In many respects, the A4 is a very different approach than the XE. Where the XE makes a promise in big ideas, the Audi starts with the details. About 100 pounds were lost in the overall structure with use of more lightweight steel; the grille is a little wider and lower than last go-round to look a little squarer on the road; the trunk floor is just a hint lower for easier cargo loading.

Hardly exciting stuff, unless you’re an engineer.

“So anonymous in styling. This is the company that did the TT and R8? Where's that kinship?” Padgett asked.

Its kinship begins and ends with the so-called virtual cockpit Audi planted in the A4. A gorgeous 12.3-inch high-resolution display in front of the driver relays information such as navigation, infotainment, and phone controls to the driver, sandwiched between speed and tach gauges.

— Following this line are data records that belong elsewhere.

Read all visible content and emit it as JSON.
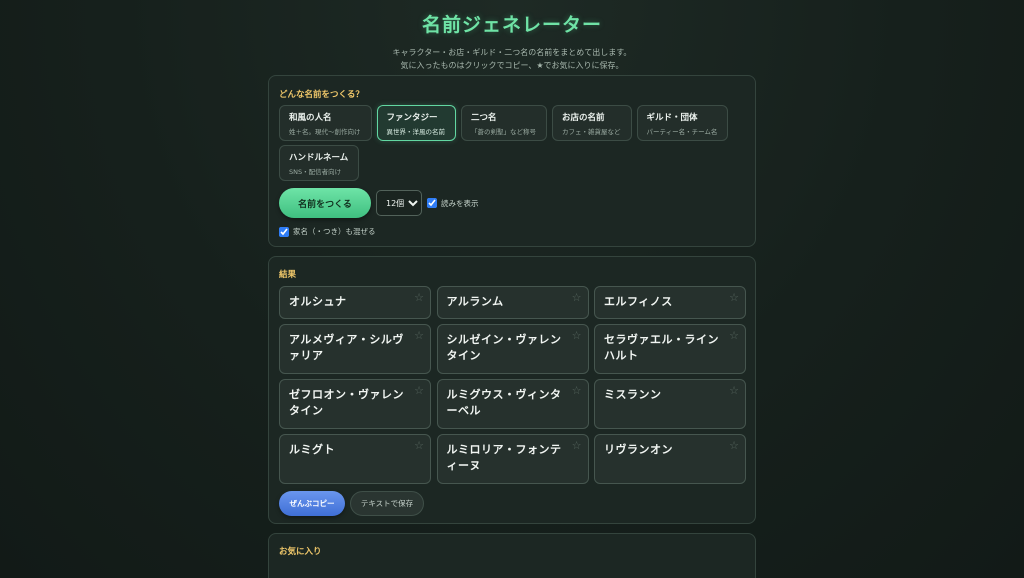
{
  "header": {
    "title": "名前ジェネレーター",
    "subtitle_line1": "キャラクター・お店・ギルド・二つ名の名前をまとめて出します。",
    "subtitle_line2": "気に入ったものはクリックでコピー、★でお気に入りに保存。"
  },
  "generator": {
    "section_title": "どんな名前をつくる？",
    "categories": [
      {
        "name": "和風の人名",
        "desc": "姓＋名。現代〜創作向け",
        "active": false
      },
      {
        "name": "ファンタジー",
        "desc": "異世界・洋風の名前",
        "active": true
      },
      {
        "name": "二つ名",
        "desc": "「蒼の剣聖」など称号",
        "active": false
      },
      {
        "name": "お店の名前",
        "desc": "カフェ・雑貨屋など",
        "active": false
      },
      {
        "name": "ギルド・団体",
        "desc": "パーティー名・チーム名",
        "active": false
      },
      {
        "name": "ハンドルネーム",
        "desc": "SNS・配信者向け",
        "active": false
      }
    ],
    "generate_label": "名前をつくる",
    "count_selected": "12個",
    "show_reading_label": "読みを表示",
    "show_reading_checked": true,
    "mix_family_label": "家名（・つき）も混ぜる",
    "mix_family_checked": true
  },
  "results": {
    "section_title": "結果",
    "star_icon": "☆",
    "names": [
      "オルシュナ",
      "アルランム",
      "エルフィノス",
      "アルメヴィア・シルヴァリア",
      "シルゼイン・ヴァレンタイン",
      "セラヴァエル・ラインハルト",
      "ゼフロオン・ヴァレンタイン",
      "ルミグウス・ヴィンターベル",
      "ミスランン",
      "ルミグト",
      "ルミロリア・フォンティーヌ",
      "リヴランオン"
    ],
    "copy_all_label": "ぜんぶコピー",
    "save_text_label": "テキストで保存"
  },
  "favorites": {
    "section_title": "お気に入り"
  },
  "colors": {
    "accent_green": "#6fe3a6",
    "section_title_gold": "#f0c86a",
    "copy_button_blue": "#3f6fd6"
  }
}
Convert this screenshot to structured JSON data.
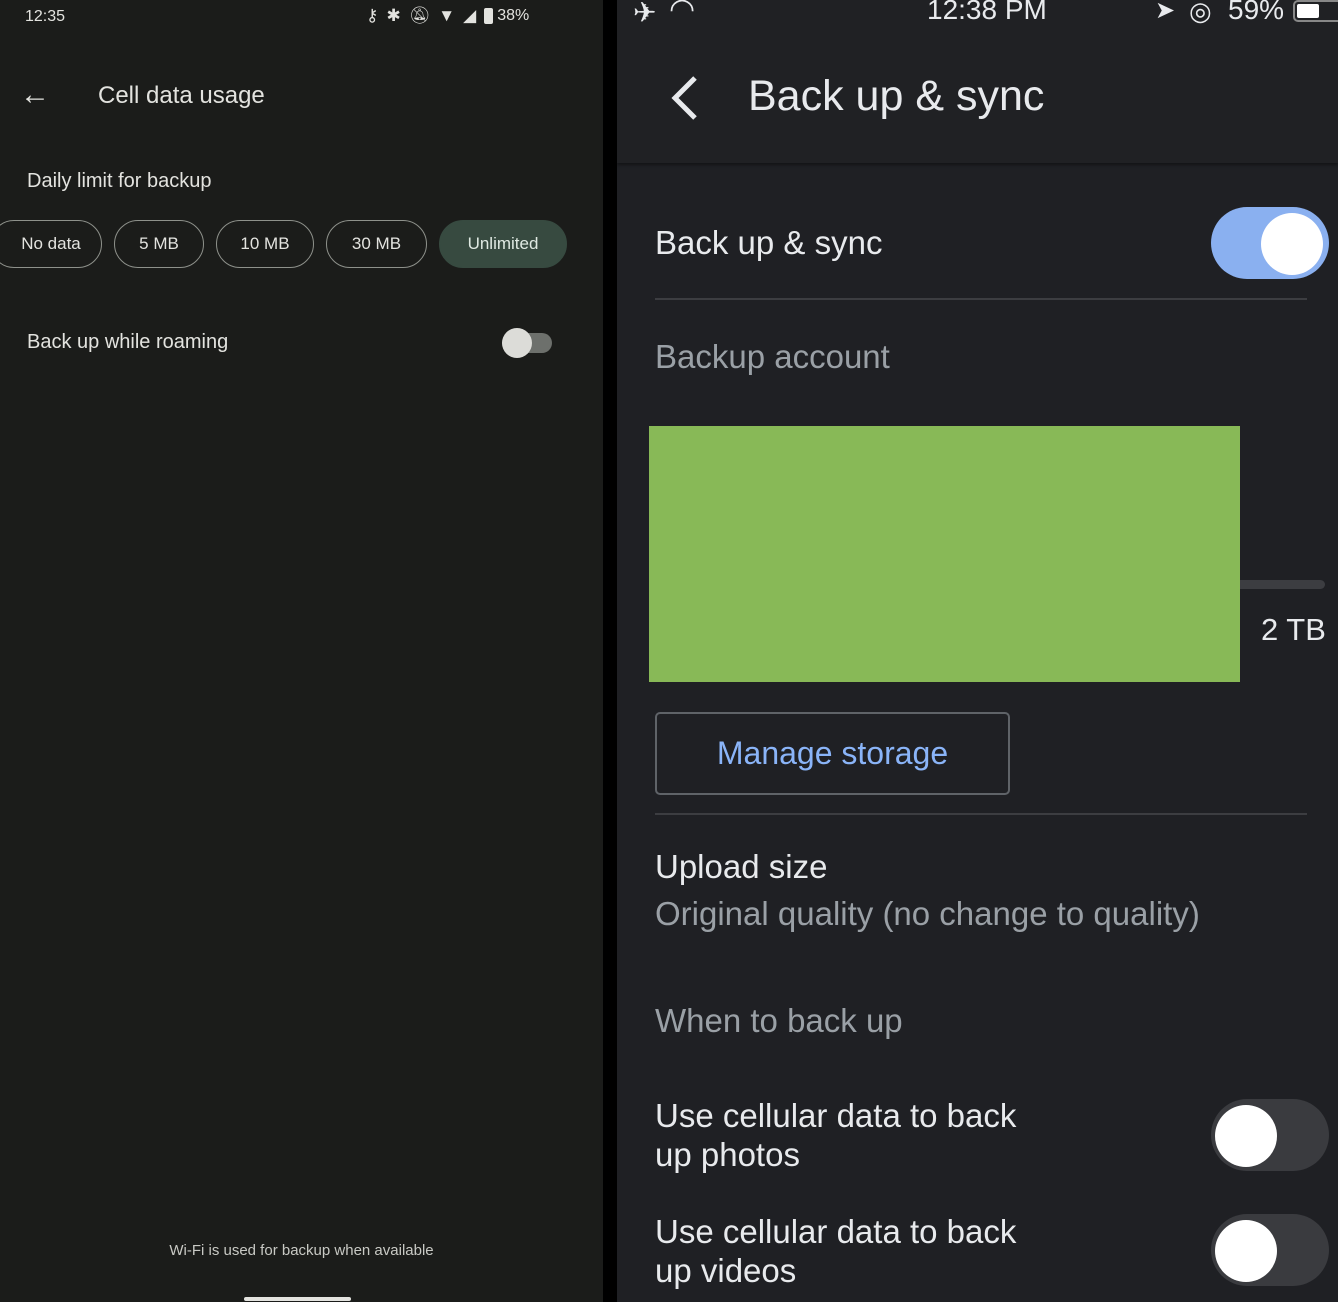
{
  "left": {
    "status": {
      "time": "12:35",
      "battery": "38%",
      "icons": [
        "vpn-key-icon",
        "bluetooth-icon",
        "notifications-off-icon",
        "wifi-icon",
        "cell-signal-icon",
        "battery-icon"
      ]
    },
    "header": {
      "title": "Cell data usage",
      "back_icon": "arrow-left-icon"
    },
    "daily_limit": {
      "label": "Daily limit for backup",
      "options": [
        "No data",
        "5 MB",
        "10 MB",
        "30 MB",
        "Unlimited"
      ],
      "selected": "Unlimited",
      "selected_color": "#374a40"
    },
    "roaming": {
      "label": "Back up while roaming",
      "enabled": false
    },
    "footer": "Wi-Fi is used for backup when available"
  },
  "right": {
    "status": {
      "time": "12:38 PM",
      "battery": "59%",
      "icons": [
        "airplane-icon",
        "wifi-icon",
        "location-icon",
        "rotation-lock-icon",
        "battery-icon"
      ]
    },
    "header": {
      "title": "Back up & sync",
      "back_icon": "chevron-left-icon"
    },
    "backup_sync": {
      "label": "Back up & sync",
      "enabled": true,
      "accent": "#8ab0f0"
    },
    "backup_account": {
      "label": "Backup account",
      "storage_total": "2 TB",
      "redaction_color": "#88b957"
    },
    "manage_storage": "Manage storage",
    "upload_size": {
      "label": "Upload size",
      "value": "Original quality (no change to quality)"
    },
    "when_to_backup": {
      "label": "When to back up",
      "items": [
        {
          "label1": "Use cellular data to back",
          "label2": "up photos",
          "enabled": false
        },
        {
          "label1": "Use cellular data to back",
          "label2": "up videos",
          "enabled": false
        }
      ]
    }
  }
}
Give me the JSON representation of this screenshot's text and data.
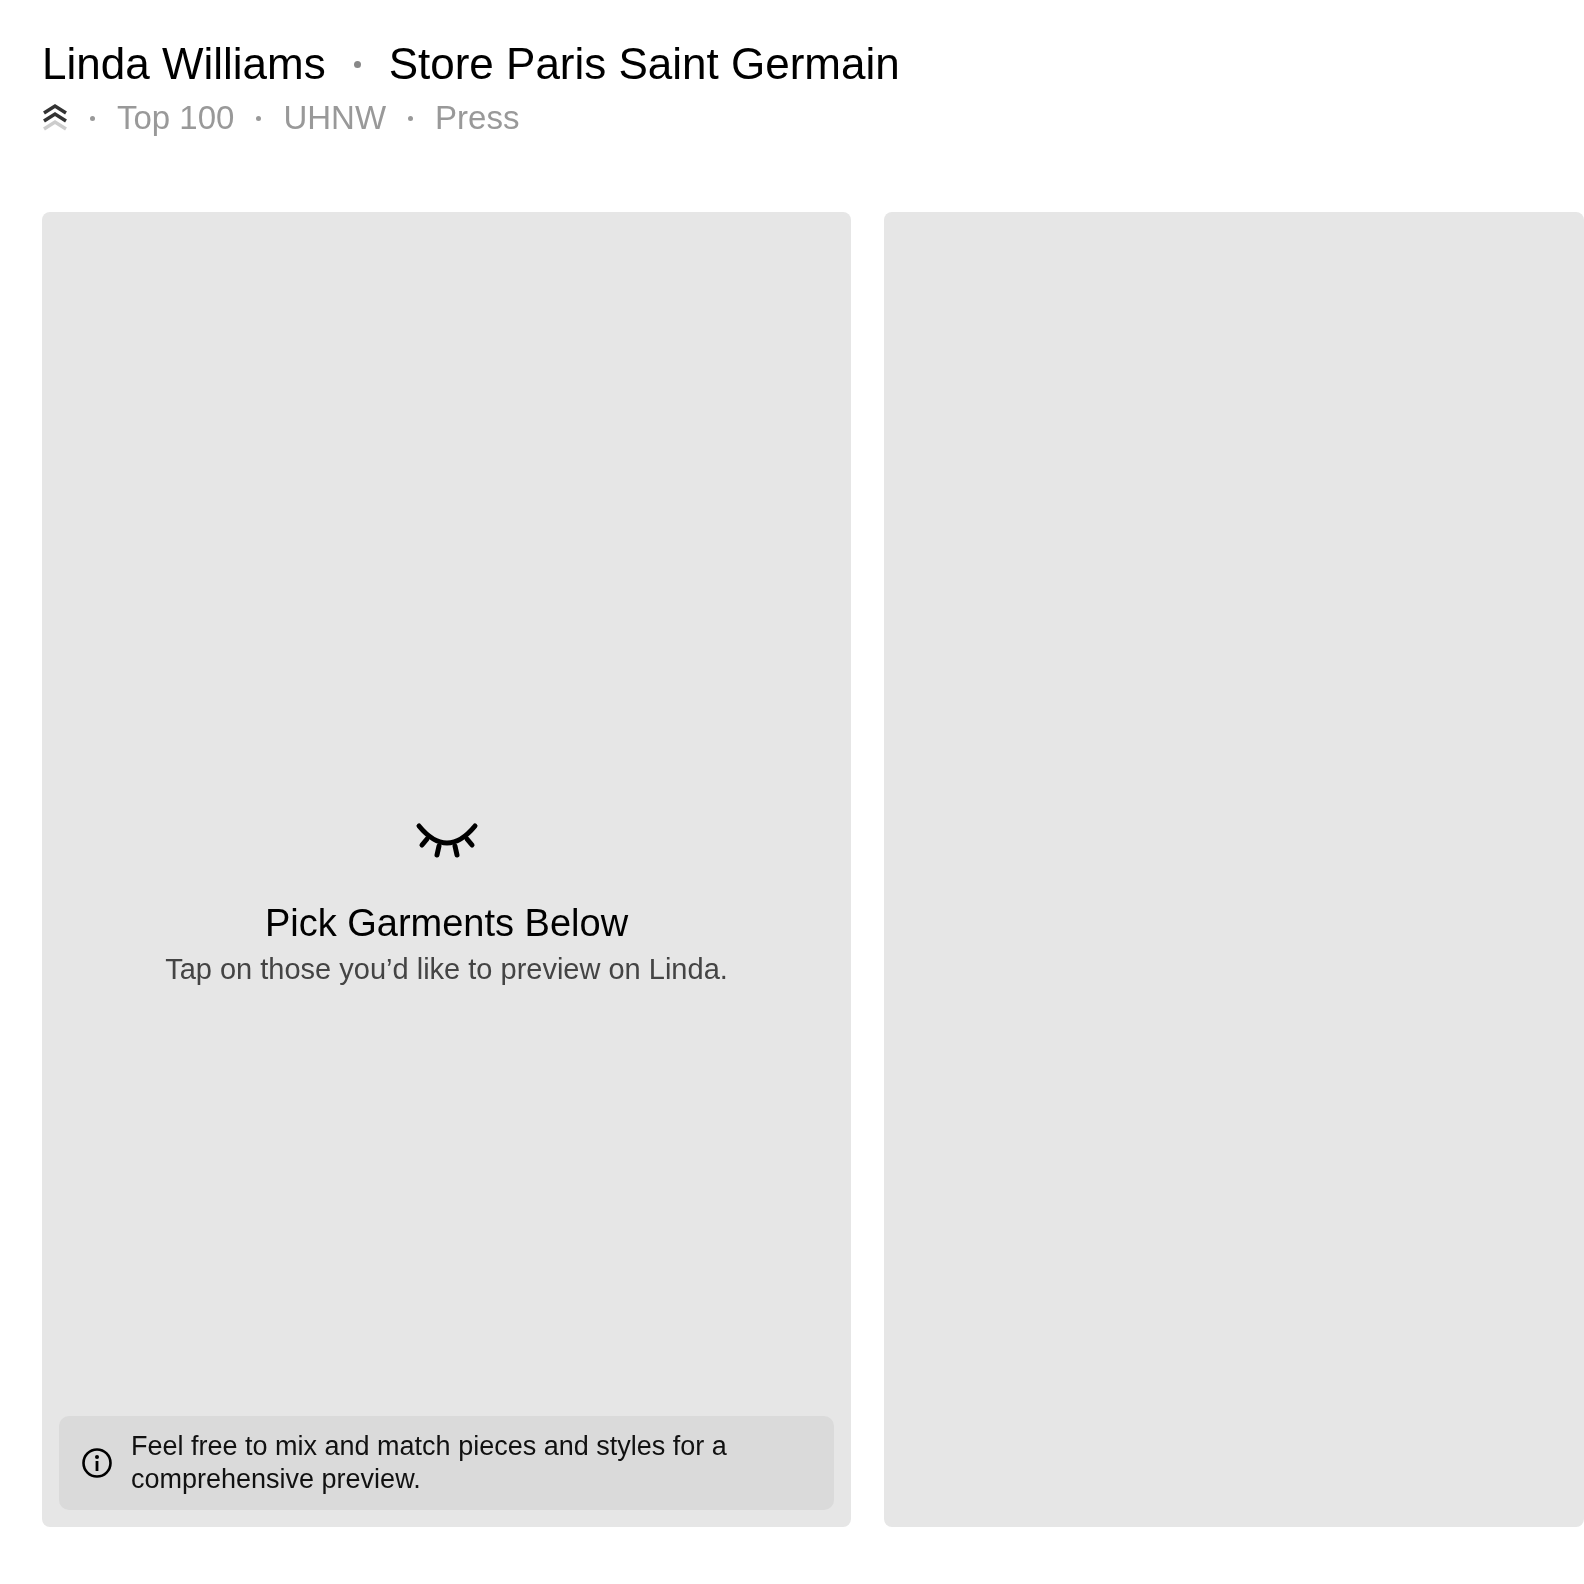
{
  "header": {
    "client_name": "Linda Williams",
    "store": "Store Paris Saint Germain",
    "tags": [
      "Top 100",
      "UHNW",
      "Press"
    ]
  },
  "preview_panel": {
    "title": "Pick Garments Below",
    "subtitle": "Tap on those you’d like to preview on Linda.",
    "tip": "Feel free to mix and match pieces and styles for a comprehensive preview."
  }
}
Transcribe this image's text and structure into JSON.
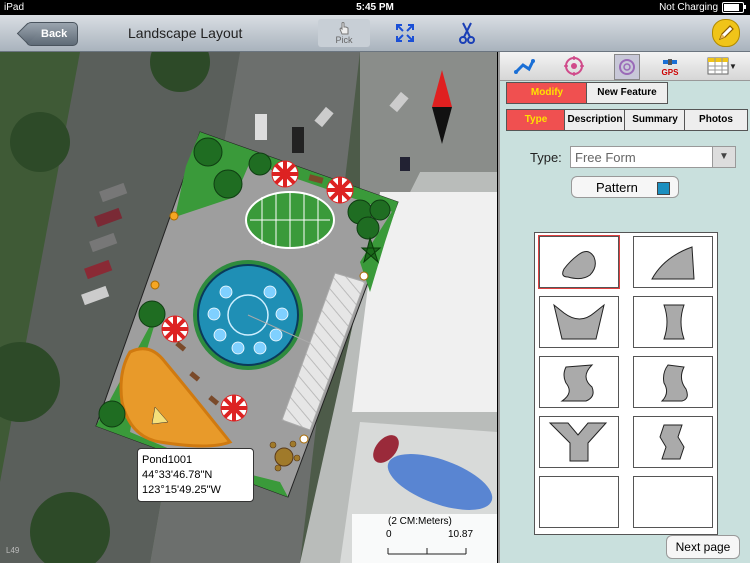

Virtual cockpit is how good ideas are done better.

The difference between the R8 and TT’s application of virtual cockpit and the A4’s is in the redundant infotainment screen perched between driver and passenger. The A4 adds an 8.3-inch screen to display nearly the same information to passengers, including navigation and infotainment, but uses MMI’s click wheel to control the menus—even for Apple CarPlay. It's clunky and difficult to use without taking your eyes off the road.

2017 Audi A4 vs. 2017 Jaguar XE

2017 Audi A4 vs. 2017 Jaguar XE

Fair enough.

Under the hood and between the wheels, we couldn’t ignore the obvious. The Audi’s 2.0-liter turbo-4 was no match for the Jag’s supercharged V-6 and nimble attitude. The engine has always been in the wrong place for the A4—over the front wheels for an all-wheel-drive car is less fun than vacation Bible school.

The Audi had plenty of hustle, and when coupled with optional adaptive dampers it made the most of its somewhat course direct-injection turbo-4. It’s 85 percent of the performance (of the XE) with 100 percent of the right attitude.

"Both engines are impressive. The Audi's 2.0-liter turbo is one of the strongest of its ilk, but the Jaguar's 3.0-liter supercharged V-6 is in another league," Bell wrote.

Long slogs and twisting corners didn’t confuse the Audi, even if it fell back when chasing the XE a couple times. But the best parts weren’t its outright capability, rather its composure and competence—and ability to get up off the stool and answer the bell even if it was outgunned on paper by nearly 100 hp.  

“The A4 offers better visibility, a transmission that felt more aligned with its engine, and a manageably high-tech cabin,” Ganz wrote.

The A4’s steering could be stiff, but its ride was firmly more confident.

“Hard to beat its taut ride and sport mode responsiveness. Gets busy on main road but cuts through curves with a clearer sense of duty than the XE,” Padgett wrote.

The A4’s better than the sum of its parts. The Jag? Let’s talk.

2017 Audi A4

2017 Audi A4

2017 Audi A4

2017 Audi A4

2017 Jaguar XE

2017 Jaguar XE

2017 Jaguar XE

2017 Jaguar XE

The conclusion

If you’re thinking it was a tight race, you’re right.

The Jaguar’s XE faults almost made the car more likeable, right down to its engine configuration that couldn’t be more hopelessly British if it tried; to make a V-6 from a V-8, engineers just filled up two cylinders.

But we found fewer flaws in the Audi and more attention to detail.

Perhaps Ganz said it best: “It's the A4 that I'd buy and the XE that I'd lease. One of these will be dutiful over the long run, while the other seems like a wild adventure. At least as far as compact sedans go.”

Put simply: The A4 had more polish, the XE had more potential.

For our money, today, the A4 is a better buy.